- Exercise -
If a line of the records contains the word "down", list it.

- Provided material -
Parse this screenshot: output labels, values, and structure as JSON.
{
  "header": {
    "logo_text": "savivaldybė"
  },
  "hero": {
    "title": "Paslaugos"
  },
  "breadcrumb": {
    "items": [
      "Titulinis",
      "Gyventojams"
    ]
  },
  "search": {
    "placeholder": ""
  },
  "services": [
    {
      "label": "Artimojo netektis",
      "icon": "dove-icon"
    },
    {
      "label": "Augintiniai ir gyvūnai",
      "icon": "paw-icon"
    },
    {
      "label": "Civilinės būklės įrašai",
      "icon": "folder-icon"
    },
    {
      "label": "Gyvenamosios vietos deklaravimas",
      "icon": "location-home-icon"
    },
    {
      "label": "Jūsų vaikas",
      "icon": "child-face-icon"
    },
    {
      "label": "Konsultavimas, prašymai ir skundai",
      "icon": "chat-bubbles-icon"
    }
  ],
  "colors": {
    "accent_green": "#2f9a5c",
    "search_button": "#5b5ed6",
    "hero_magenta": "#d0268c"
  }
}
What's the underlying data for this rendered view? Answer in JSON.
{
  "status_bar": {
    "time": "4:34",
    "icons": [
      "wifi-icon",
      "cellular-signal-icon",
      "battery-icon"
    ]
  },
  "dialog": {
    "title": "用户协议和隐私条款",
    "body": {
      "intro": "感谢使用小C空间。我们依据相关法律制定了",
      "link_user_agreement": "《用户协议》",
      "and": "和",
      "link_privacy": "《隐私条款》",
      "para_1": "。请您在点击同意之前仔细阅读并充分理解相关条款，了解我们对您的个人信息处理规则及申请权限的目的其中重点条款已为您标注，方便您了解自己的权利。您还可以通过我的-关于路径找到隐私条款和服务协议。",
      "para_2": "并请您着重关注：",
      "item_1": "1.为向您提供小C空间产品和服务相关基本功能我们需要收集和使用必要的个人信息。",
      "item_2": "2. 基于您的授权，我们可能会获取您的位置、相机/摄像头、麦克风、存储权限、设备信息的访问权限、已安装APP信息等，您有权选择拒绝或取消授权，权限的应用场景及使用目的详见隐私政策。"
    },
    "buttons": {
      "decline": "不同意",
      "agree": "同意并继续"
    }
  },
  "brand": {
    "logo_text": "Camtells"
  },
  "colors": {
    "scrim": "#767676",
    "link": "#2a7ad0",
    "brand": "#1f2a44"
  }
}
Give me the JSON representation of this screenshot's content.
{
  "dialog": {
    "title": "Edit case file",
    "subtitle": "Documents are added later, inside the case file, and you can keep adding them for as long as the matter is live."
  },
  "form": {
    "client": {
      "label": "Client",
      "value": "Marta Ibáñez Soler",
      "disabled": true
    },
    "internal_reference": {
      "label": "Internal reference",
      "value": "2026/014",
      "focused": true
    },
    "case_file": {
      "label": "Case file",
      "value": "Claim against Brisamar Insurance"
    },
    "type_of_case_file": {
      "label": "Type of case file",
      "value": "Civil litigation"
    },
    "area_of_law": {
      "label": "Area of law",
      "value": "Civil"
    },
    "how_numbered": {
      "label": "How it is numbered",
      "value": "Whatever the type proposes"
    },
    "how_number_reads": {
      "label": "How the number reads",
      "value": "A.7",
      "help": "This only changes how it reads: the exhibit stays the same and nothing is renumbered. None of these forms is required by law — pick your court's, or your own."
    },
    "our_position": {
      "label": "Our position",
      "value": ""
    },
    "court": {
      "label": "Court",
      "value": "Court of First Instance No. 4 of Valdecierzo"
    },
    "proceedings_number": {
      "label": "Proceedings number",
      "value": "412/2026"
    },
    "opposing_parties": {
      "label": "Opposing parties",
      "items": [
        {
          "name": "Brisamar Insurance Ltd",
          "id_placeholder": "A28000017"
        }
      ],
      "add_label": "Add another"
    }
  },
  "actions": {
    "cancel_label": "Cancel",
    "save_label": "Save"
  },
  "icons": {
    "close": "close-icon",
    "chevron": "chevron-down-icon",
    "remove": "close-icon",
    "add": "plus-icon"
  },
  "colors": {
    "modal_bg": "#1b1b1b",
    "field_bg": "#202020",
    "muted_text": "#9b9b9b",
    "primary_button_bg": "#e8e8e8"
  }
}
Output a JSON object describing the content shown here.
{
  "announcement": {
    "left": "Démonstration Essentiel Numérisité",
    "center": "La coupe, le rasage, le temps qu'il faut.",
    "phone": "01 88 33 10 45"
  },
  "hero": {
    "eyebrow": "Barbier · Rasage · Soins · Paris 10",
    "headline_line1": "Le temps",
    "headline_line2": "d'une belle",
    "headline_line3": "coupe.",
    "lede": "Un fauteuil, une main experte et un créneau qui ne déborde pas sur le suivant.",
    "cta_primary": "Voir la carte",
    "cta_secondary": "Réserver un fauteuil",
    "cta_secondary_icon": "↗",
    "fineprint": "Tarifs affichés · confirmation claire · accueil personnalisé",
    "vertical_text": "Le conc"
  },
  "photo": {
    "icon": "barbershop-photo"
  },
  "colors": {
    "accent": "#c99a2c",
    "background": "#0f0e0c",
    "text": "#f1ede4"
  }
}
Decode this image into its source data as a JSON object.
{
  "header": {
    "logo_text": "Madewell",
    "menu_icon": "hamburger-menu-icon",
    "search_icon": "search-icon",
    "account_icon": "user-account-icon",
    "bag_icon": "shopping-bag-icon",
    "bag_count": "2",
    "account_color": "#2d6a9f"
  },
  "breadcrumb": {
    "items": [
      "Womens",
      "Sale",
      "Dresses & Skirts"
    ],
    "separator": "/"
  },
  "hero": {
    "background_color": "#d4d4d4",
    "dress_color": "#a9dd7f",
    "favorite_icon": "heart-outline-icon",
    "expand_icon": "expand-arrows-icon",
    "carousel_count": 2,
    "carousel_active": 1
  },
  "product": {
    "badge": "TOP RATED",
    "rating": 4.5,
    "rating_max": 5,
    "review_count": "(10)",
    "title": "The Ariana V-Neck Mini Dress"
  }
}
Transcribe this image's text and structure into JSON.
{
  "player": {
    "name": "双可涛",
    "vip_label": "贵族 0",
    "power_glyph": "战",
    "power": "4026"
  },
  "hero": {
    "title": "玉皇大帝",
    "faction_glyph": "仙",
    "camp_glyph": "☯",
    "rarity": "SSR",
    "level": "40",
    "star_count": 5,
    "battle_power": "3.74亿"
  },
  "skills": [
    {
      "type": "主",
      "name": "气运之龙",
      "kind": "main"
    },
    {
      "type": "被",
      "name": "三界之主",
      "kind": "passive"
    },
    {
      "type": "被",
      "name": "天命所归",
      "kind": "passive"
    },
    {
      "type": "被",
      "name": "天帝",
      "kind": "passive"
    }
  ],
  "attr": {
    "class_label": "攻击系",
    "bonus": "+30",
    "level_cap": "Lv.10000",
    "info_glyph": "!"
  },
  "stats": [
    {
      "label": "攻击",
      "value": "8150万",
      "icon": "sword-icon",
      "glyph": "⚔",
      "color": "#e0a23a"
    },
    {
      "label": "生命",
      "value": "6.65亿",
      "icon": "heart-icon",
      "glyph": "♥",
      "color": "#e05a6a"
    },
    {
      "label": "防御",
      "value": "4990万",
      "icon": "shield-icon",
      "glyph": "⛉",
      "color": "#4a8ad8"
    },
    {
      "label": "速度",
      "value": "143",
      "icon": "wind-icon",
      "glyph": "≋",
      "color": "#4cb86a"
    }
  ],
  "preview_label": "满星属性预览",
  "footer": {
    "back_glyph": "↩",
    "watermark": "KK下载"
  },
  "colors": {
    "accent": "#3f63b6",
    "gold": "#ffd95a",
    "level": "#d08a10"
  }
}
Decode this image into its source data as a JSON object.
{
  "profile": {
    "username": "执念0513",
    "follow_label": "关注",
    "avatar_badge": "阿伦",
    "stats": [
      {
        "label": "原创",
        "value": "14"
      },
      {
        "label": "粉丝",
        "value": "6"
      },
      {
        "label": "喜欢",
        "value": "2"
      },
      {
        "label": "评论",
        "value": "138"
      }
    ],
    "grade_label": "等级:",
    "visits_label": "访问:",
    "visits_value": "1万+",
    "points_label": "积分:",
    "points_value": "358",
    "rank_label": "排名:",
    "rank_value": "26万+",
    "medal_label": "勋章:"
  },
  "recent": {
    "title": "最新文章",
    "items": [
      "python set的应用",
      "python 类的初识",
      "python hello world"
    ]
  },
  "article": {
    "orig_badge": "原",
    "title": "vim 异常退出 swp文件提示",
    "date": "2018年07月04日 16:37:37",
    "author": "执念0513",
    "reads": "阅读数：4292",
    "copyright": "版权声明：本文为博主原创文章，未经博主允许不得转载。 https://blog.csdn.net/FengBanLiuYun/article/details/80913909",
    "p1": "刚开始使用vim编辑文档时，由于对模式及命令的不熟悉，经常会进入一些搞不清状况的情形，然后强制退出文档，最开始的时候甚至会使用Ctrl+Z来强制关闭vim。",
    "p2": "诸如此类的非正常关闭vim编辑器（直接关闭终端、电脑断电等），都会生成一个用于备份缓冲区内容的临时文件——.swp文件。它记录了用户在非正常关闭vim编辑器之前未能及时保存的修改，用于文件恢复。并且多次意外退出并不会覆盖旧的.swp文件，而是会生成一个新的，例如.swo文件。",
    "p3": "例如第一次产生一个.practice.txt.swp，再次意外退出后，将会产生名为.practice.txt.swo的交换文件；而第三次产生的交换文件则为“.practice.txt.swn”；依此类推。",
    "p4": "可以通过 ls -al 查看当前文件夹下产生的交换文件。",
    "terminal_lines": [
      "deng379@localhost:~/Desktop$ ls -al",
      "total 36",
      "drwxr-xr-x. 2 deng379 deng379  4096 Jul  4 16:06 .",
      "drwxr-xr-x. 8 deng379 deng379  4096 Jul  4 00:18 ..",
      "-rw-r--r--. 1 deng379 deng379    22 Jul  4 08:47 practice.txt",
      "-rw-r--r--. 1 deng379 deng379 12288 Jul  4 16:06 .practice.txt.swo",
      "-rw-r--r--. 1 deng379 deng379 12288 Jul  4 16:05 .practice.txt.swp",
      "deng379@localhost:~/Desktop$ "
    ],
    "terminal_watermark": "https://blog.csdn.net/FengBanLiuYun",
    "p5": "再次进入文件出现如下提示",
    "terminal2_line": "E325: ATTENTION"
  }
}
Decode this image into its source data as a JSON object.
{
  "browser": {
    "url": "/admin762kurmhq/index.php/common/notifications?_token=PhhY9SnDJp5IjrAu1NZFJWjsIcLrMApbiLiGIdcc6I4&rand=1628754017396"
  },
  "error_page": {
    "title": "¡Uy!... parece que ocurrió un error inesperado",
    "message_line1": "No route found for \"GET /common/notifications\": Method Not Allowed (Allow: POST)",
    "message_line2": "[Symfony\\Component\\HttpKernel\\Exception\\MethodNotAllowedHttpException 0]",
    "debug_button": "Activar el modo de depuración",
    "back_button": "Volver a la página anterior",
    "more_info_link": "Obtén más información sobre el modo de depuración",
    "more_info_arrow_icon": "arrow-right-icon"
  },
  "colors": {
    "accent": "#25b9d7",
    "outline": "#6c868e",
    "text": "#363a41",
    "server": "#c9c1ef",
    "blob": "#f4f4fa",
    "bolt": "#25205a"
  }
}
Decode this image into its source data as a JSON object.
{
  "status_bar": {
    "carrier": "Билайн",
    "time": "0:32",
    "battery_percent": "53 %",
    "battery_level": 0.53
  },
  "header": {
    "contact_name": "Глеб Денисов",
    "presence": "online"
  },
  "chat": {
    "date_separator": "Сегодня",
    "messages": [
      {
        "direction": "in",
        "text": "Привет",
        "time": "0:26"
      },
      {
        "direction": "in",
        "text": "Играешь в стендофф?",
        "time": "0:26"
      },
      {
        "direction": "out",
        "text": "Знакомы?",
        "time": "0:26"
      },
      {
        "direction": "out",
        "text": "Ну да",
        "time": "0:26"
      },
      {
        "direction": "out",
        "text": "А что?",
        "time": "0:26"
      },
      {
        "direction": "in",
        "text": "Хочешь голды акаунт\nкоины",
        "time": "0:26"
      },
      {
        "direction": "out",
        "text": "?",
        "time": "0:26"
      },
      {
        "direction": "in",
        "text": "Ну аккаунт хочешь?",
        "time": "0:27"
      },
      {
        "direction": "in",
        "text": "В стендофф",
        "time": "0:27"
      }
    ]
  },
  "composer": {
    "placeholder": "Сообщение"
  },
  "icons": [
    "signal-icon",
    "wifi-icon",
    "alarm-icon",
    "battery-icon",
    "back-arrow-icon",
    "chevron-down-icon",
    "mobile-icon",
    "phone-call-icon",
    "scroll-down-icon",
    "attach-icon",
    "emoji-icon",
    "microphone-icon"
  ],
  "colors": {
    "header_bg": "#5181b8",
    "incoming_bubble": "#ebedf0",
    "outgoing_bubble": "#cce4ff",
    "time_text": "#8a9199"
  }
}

- Answer space -
    "chevron": "chevron-down-icon",
    "chevron-down-icon",
    "scroll-down-icon",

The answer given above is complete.